Search the material below for "screenshot" and copy every line where it occurs.

————

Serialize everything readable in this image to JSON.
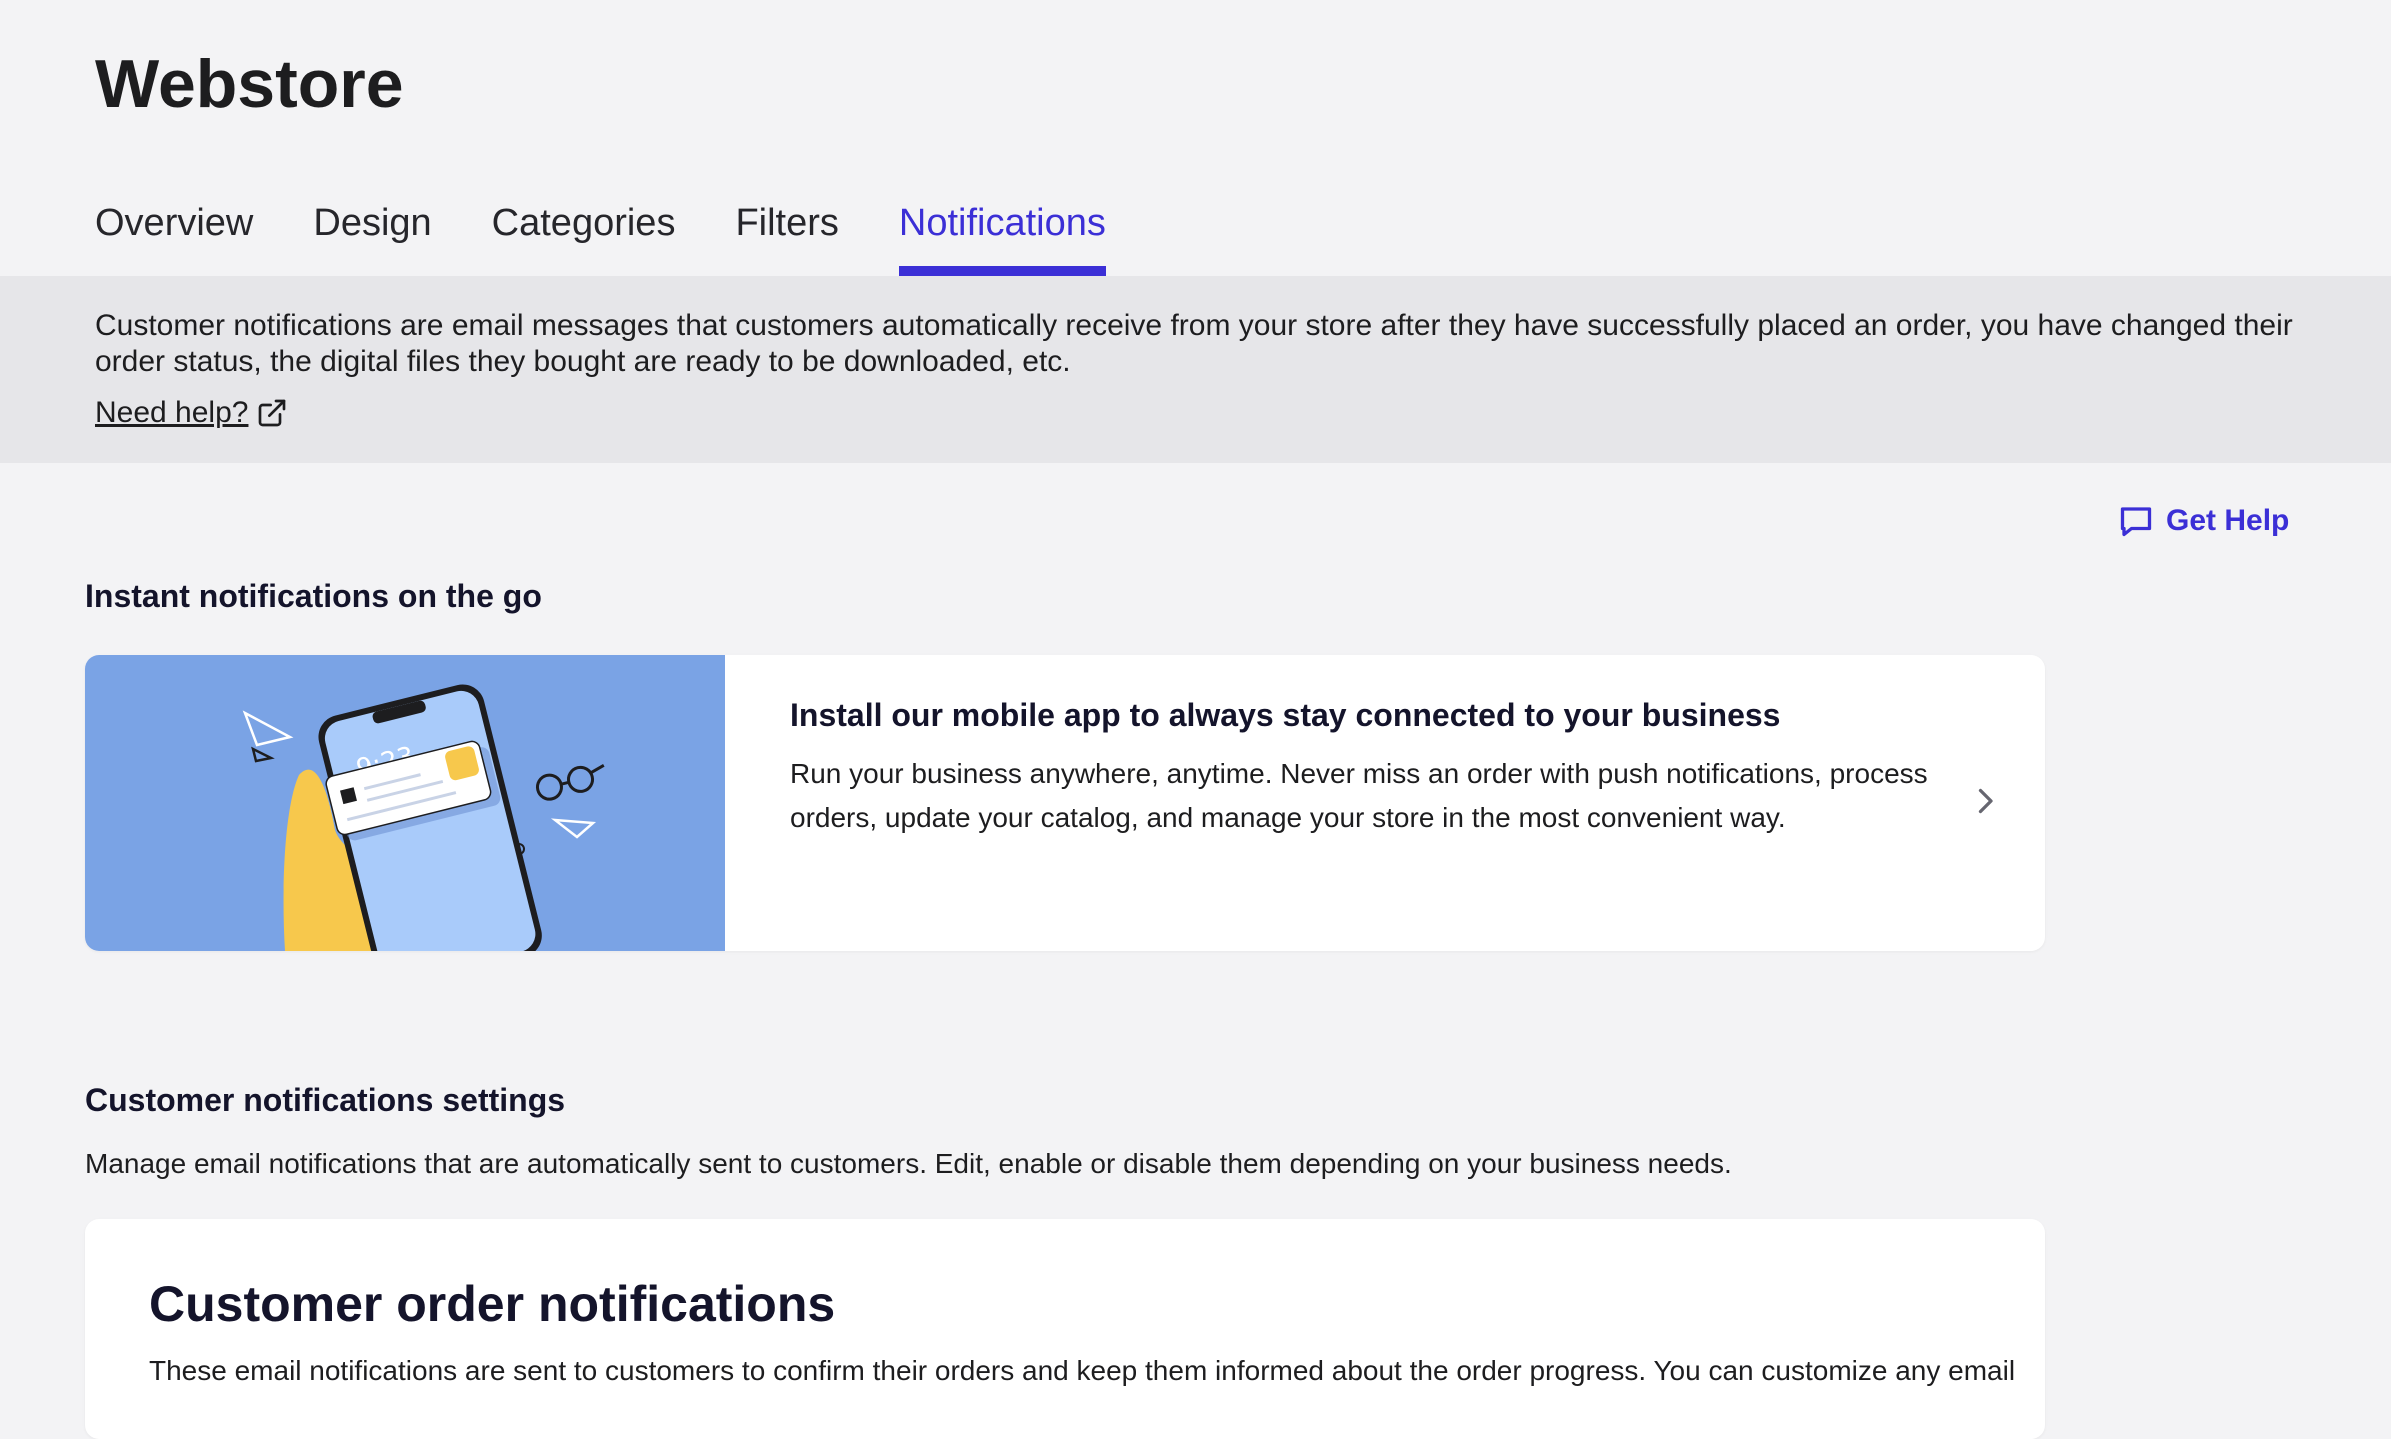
{
  "page": {
    "title": "Webstore"
  },
  "tabs": [
    {
      "label": "Overview",
      "active": false
    },
    {
      "label": "Design",
      "active": false
    },
    {
      "label": "Categories",
      "active": false
    },
    {
      "label": "Filters",
      "active": false
    },
    {
      "label": "Notifications",
      "active": true
    }
  ],
  "info": {
    "text": "Customer notifications are email messages that customers automatically receive from your store after they have successfully placed an order, you have changed their order status, the digital files they bought are ready to be downloaded, etc.",
    "help_link": "Need help?",
    "help_icon": "external-link-icon"
  },
  "get_help": {
    "label": "Get Help",
    "icon": "chat-icon"
  },
  "instant": {
    "heading": "Instant notifications on the go",
    "card_title": "Install our mobile app to always stay connected to your business",
    "card_desc": "Run your business anywhere, anytime. Never miss an order with push notifications, process orders, update your catalog, and manage your store in the most convenient way.",
    "phone_time": "9:23"
  },
  "settings": {
    "heading": "Customer notifications settings",
    "desc": "Manage email notifications that are automatically sent to customers. Edit, enable or disable them depending on your business needs."
  },
  "orders": {
    "title": "Customer order notifications",
    "desc": "These email notifications are sent to customers to confirm their orders and keep them informed about the order progress. You can customize any email"
  },
  "colors": {
    "accent": "#3b2fd6",
    "background": "#f3f3f5",
    "info_bar": "#e6e6e9",
    "illustration_bg": "#7aa3e5"
  }
}
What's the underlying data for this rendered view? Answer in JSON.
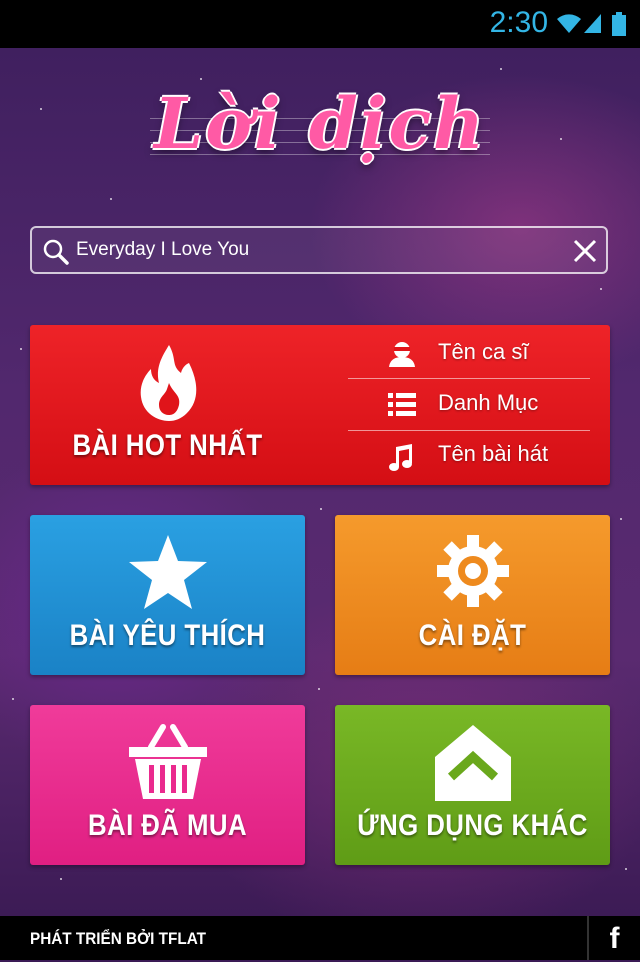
{
  "status_bar": {
    "time": "2:30"
  },
  "app": {
    "logo_text": "Lời dịch"
  },
  "search": {
    "value": "Everyday I Love You"
  },
  "hot_tile": {
    "label": "BÀI HOT NHẤT",
    "menu": [
      {
        "label": "Tên ca sĩ",
        "icon": "singer-icon"
      },
      {
        "label": "Danh Mục",
        "icon": "list-icon"
      },
      {
        "label": "Tên bài hát",
        "icon": "music-note-icon"
      }
    ]
  },
  "tiles": {
    "favorites": "BÀI YÊU THÍCH",
    "settings": "CÀI ĐẶT",
    "purchased": "BÀI ĐÃ MUA",
    "other_apps": "ỨNG DỤNG KHÁC"
  },
  "footer": {
    "credit": "PHÁT TRIỂN BỞI TFLAT",
    "facebook": "f"
  },
  "colors": {
    "hot": "#e0141a",
    "favorites": "#1f8fd2",
    "settings": "#ee8a1e",
    "purchased": "#ea2a8e",
    "other_apps": "#6aa81c",
    "clock": "#33b5e5"
  }
}
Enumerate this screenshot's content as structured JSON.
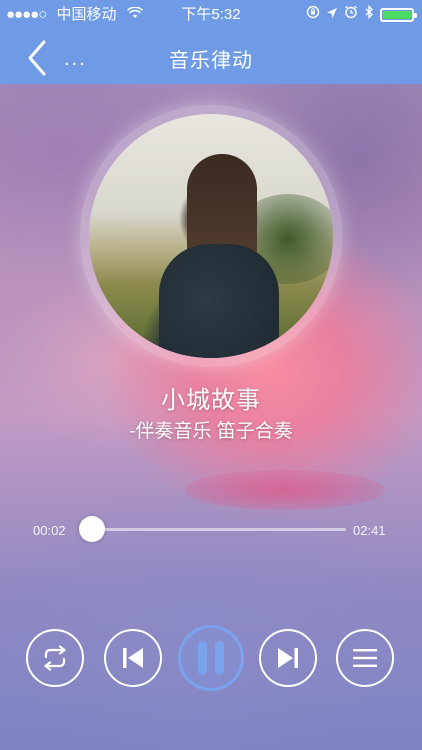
{
  "status_bar": {
    "signal": "●●●●○",
    "carrier": "中国移动",
    "time": "下午5:32"
  },
  "nav": {
    "back_label": "...",
    "title": "音乐律动"
  },
  "song": {
    "title": "小城故事",
    "subtitle": "-伴奏音乐 笛子合奏"
  },
  "progress": {
    "current": "00:02",
    "total": "02:41",
    "fraction": 0.013
  },
  "controls": {
    "state": "playing",
    "buttons": [
      "repeat-icon",
      "previous-icon",
      "pause-icon",
      "next-icon",
      "playlist-icon"
    ]
  },
  "colors": {
    "nav_bar": "#6f9be6",
    "play_accent": "#7aa3ee",
    "battery": "#4cd964"
  }
}
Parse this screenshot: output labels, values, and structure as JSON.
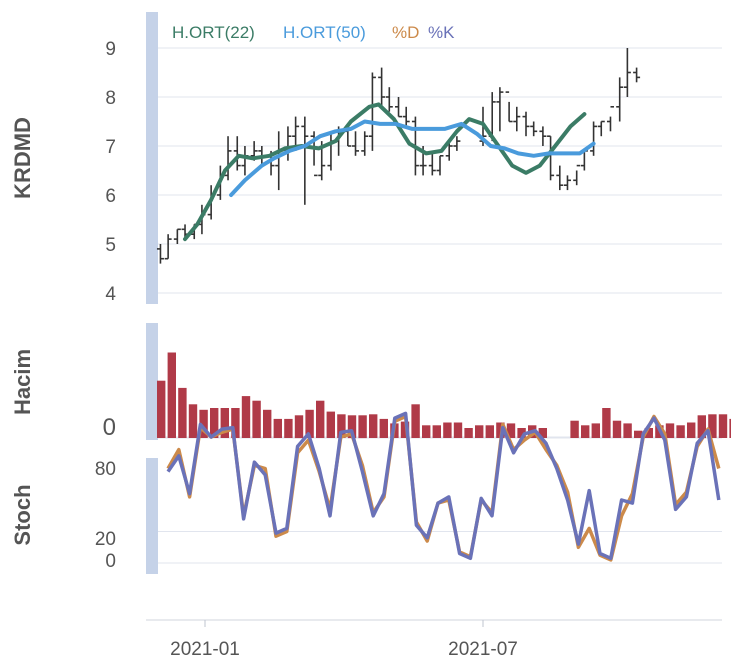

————

* SOLUTION TO THIS TASK:
Enumerate this screenshot's content as structured JSON.
Parse this screenshot: output labels, values, and structure as JSON.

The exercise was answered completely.